BY GERMAN MEDRAZO
This week I want to talk about injury prevention. As we run more times per week and longer distances each week fatigue accumulates in our bodies. This happens because we are unable to flush out waste products like excess of lactic acid build up thorn micro fibers that cause increased tightness in our muscles and joints. Unfortunately the cause is not recovering enough between efforts (namely our training runs).
So one might say: If those efforts cause that tension why not allow more time to recover? And the answer is: we need those efforts to teach our bodies to adapt quicker and recover faster so we can run more, because the demands of a 26.2 mile run are monumental to say the least!
Now that we’ve established the need to increase gradually both distance and effort at the expense of shorter recovery let’s now talk about how to accelerate the recovery time!
Number one in my list of most beneficial and least favorite things to do is an ice bath! The cold temperature helps reduce swelling and restores our body’s ability to heal it’s self. One of the most beneficial aspects of cold theraphy, like ice baths, is that it helps restore micro trauma in our muscles caused by repeatedly pounding the ground with every step. Remember here how we talked about the importance of running on softer terrain! Cold theraphy helps to increase blood circulation when we step out, that in turn will flush lactic acid out quicker and also other waste products out of our bodies. Ice baths should be taken after both our long runs and our hard interval runs. And you don’t need to submerge in ice!!! Just fill 1/8 of your bath tub with cold water and add a small bag of ice and that is more than enough, as you tolerate more you can add more ice your goal is a temperature of about 55 degrees. Although some athletes recommend temperatures lower than that, some health care professionals consider prolonged exposures to temperatures lower than 50 degrees to be dangerous. And honestly I’ve never been able to handle more than that! Stay there for no more than 10 minutes, but build it gradually! Start with 3 min and build it up to 5 then 8 but no more than 10 min.
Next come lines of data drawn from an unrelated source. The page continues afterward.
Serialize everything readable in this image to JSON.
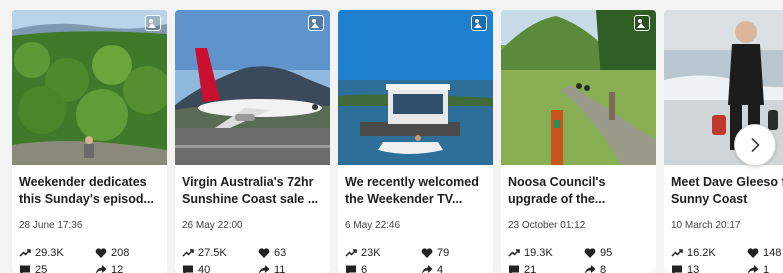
{
  "cards": [
    {
      "title": "Weekender dedicates this Sunday's episod...",
      "date": "28 June 17:36",
      "views": "29.3K",
      "likes": "208",
      "comments": "25",
      "shares": "12"
    },
    {
      "title": "Virgin Australia's 72hr Sunshine Coast sale ...",
      "date": "26 May 22:00",
      "views": "27.5K",
      "likes": "63",
      "comments": "40",
      "shares": "11"
    },
    {
      "title": "We recently welcomed the Weekender TV...",
      "date": "6 May 22:46",
      "views": "23K",
      "likes": "79",
      "comments": "6",
      "shares": "4"
    },
    {
      "title": "Noosa Council's upgrade of the...",
      "date": "23 October 01:12",
      "views": "19.3K",
      "likes": "95",
      "comments": "21",
      "shares": "8"
    },
    {
      "title": "Meet Dave Gleeso from Sunny Coast",
      "date": "10 March 20:17",
      "views": "16.2K",
      "likes": "148",
      "comments": "13",
      "shares": "1"
    }
  ],
  "icons": {
    "media_badge": "image-icon",
    "views": "trend-up-icon",
    "likes": "heart-icon",
    "comments": "comment-icon",
    "shares": "share-arrow-icon",
    "next": "chevron-right-icon"
  }
}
This gradual build up should happen over a period of about 8 weeks.
Massage therapy! This is so important to help relieve the tension, soften up tight muscles and tendons, increase blood flow and flush out the microfibers that are being replaced by stronger ones. The trick is finding a good massage therapist that understands the needs of athletes, and that understands that we need a massage every week! So stay away from the super expensive therapists that you can only afford once a moth and look for one that you can afford and visit once a week. There are many good ones; interview them and make sure they know how to work with runners, and enjoy the best recovery you can buy!
As important or more is a good chiropractor, because keeping your spine aligned helps you stay strong and balanced, as soon as you become unbalanced aches and pains appear almost immediately and injuries follow. Also repeated pounding compresses the spine, and these adjustments help you keep your spine from compressing. We are blessed here in the Valley to have really good Chiropractors, ask around and make sure you choose one that has helped athletes and specially runners, DON’T wait until you’re injured to see the doctor, schedule monthly adjustments to keep your spine healthy!
A foam roller to use on the days you can’t go to massage is a runner’s best friend! Use it regularly! Buy one with a hard core, and learn how to use it, you can stop by the shop for advice or look it up on youtube. My favorite by far is the TrigerPoint TPTherapy foam roller.
And last but not least is the regular practice of a stretching routine or yoga class, and a session of strength training, preferably functional strengthening once or twice a week!
If you practice these things your chances of getting injured will be reduced significantly. And chances of success on your next race exponentially increased.
Remember to stay safe and keep on smiling during your runs.